Grace Mayer   

Switching to a 4-day work week got rid of this company's 'Sunday Scaries'
Tech3 min read
  • Qwick, a staffing platform for hospitality industries, cut its work week down to 4 days in April 2022.
  • After making the switch, employees who reported feeling rested and ready for work on Monday increased 32%.

A 4-day work week could help employees say goodbye to their Sunday Scaries.

That's at least what Qwick, a US-based company that helps fill shifts in the hospitality industry, found after testing out a four-day work week.

After Qwick cut its work week down to 32 hours last year, employees who reported feeling well-rested and ready for work on Monday increased 32%, the company said, citing surveys it conducted. Employees who reported they often felt stress during work hours dropped 12%, and overall, employees reported improvements in work-life balance.

These results reflected a major turnaround for the company, Qwick CMO Retta Kekic told Insider. One of the reasons Qwick made the switch in April 2022 was to alleviate burnout that many of its 160 full-time employees were facing.

Qwick's findings are just a snapshot of how a reduced work week can impact a company and its employees. But the company's experience also adds to the established litany of research, trials, and discourse around the 4-day work week.

Qwick wasn't one of the companies that participated in the 4-day work week trial study that was published by 4 Day Week Global in December. In that study, which included 33 companies spanning six countries, results showed the shortened work week was better for employees and the company's bottom line. Companies experienced increased revenue, and employees reported improvements in their health.

Now, more than a year into its trial period, Qwick has seen similar results, Kekic said. The tech company started the 4-day work week as a four-month trial period, then extended it to June 2023.

"The response from our team has been overwhelmingly positive. I think that's to no one's surprise, based on any research that's been done on 4-day work weeks," Kekic said.

As for the mechanics of how a 4-day work week works at a place like Qwick, the idea is that employees get the same amount of work done in four days as they would normally complete in five, Kekic said. Most employees take off Friday, but some work on a rolling schedule that starts on Thursday.

So far, productivity hasn't diminished for their employees, Kekic said. Salaries also haven't been cut — going against other companies' that have offered 80% of original salaries for working 4-day weeks.

For Qwick, the decision to make the switch was almost a necessity born out of a period of extreme burnout for its employees.

When the pandemic hit in 2020, Qwick saw its revenue drop nearly 80% overnight, Kekic said, which led the company to lay off about 65% of its team. Then in February of 2021, when Qwick was down to just a "skeleton team," revenue suddenly turned around.

"We had this sudden light switch in particular markets that we serve where things turned back on," Kekic said, "and suddenly we were doing three times the revenue we had ever done previously with a third of the team that we had originally."

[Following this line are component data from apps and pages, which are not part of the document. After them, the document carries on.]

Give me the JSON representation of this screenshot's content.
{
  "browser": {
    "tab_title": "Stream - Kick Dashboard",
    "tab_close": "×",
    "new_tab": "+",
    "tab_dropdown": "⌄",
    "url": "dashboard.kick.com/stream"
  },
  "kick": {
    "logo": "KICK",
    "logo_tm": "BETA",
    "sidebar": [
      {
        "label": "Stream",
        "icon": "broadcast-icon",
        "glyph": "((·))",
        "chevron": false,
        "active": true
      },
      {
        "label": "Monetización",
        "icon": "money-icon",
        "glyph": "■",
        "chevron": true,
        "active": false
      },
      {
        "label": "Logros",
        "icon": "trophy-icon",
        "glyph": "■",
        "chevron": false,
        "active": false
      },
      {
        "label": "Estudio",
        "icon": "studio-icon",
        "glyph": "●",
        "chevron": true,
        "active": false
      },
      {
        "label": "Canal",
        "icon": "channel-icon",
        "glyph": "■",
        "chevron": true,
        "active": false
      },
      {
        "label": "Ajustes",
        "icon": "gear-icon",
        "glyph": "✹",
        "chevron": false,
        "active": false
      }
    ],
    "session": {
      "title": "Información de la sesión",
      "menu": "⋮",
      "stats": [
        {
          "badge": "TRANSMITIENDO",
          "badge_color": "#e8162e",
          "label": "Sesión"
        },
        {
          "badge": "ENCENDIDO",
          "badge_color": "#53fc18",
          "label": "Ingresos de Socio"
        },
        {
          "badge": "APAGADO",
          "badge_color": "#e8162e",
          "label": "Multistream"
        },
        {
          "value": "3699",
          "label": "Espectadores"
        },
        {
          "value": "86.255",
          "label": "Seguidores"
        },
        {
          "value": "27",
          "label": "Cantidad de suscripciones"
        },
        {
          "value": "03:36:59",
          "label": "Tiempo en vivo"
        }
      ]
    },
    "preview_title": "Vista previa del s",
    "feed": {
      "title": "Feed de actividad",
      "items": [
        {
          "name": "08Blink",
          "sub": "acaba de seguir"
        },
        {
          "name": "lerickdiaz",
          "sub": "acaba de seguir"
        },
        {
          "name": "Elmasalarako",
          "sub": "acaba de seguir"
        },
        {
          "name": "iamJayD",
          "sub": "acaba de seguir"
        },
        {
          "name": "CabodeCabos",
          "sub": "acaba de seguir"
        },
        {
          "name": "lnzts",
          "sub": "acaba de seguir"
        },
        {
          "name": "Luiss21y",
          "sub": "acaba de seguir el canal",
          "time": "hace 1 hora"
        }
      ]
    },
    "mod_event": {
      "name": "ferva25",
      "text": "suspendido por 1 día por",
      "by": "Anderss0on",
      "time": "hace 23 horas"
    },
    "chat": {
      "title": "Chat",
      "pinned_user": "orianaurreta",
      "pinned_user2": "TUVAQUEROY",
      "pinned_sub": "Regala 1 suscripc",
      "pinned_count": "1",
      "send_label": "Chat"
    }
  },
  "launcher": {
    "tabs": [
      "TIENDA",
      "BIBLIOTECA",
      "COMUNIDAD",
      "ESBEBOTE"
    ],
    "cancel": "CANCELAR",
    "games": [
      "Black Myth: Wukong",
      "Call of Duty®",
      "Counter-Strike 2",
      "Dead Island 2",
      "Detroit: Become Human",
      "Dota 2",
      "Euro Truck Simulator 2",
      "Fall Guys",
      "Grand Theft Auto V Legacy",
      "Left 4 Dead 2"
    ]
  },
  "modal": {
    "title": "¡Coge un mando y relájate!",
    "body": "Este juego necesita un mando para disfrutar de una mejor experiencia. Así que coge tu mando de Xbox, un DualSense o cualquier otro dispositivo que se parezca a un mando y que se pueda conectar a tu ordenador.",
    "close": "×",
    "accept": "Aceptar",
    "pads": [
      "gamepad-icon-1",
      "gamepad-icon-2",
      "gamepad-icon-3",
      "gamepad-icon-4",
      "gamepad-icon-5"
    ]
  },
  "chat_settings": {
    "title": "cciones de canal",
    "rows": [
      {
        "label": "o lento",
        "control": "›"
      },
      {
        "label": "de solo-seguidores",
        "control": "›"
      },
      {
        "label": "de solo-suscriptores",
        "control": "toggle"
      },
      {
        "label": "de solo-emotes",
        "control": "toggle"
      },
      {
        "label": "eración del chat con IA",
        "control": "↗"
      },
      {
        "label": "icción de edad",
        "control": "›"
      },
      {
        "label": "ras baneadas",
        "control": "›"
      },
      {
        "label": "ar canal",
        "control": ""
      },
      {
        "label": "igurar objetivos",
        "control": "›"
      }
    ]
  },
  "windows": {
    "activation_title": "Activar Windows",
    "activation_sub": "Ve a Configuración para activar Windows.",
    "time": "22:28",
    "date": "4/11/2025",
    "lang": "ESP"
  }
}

"A marathon of sprints" ensued among Qwick's team to latch onto this sudden turnaround, Kekic said. Employees were working harder than ever, and with a "skeleton team," no less. To aid the company's growth, Qwick weighed the option of piloting a 4-day work week. It was a solution to alleviate burnout many employees were facing and to hopefully sustain the company's growth in the long-run.

The company started hiring and growing again — and the 4-day work week has fueled that momentum. After announcing its four-day work week trial, Kekic said Qwick saw a 230% increase in job applications. Anecdotally, Kekic said she believes Qwick has also seen more high-quality talent coming to the organization since the switch

Whether Qwick will stick with the 4-day work week once the trial runs out in June hasn't been set in stone yet. But Kekic said, after over a year of trying out the 4-day work week and seeing its benefits, it would be hard for the company to revert back.

"It would be really hard for us to go back to exactly the way we did things before," Kekic said. "Our eyes have been opened and we realize there are other ways that you can accomplish great things as a company that don't have to be within the traditional five days."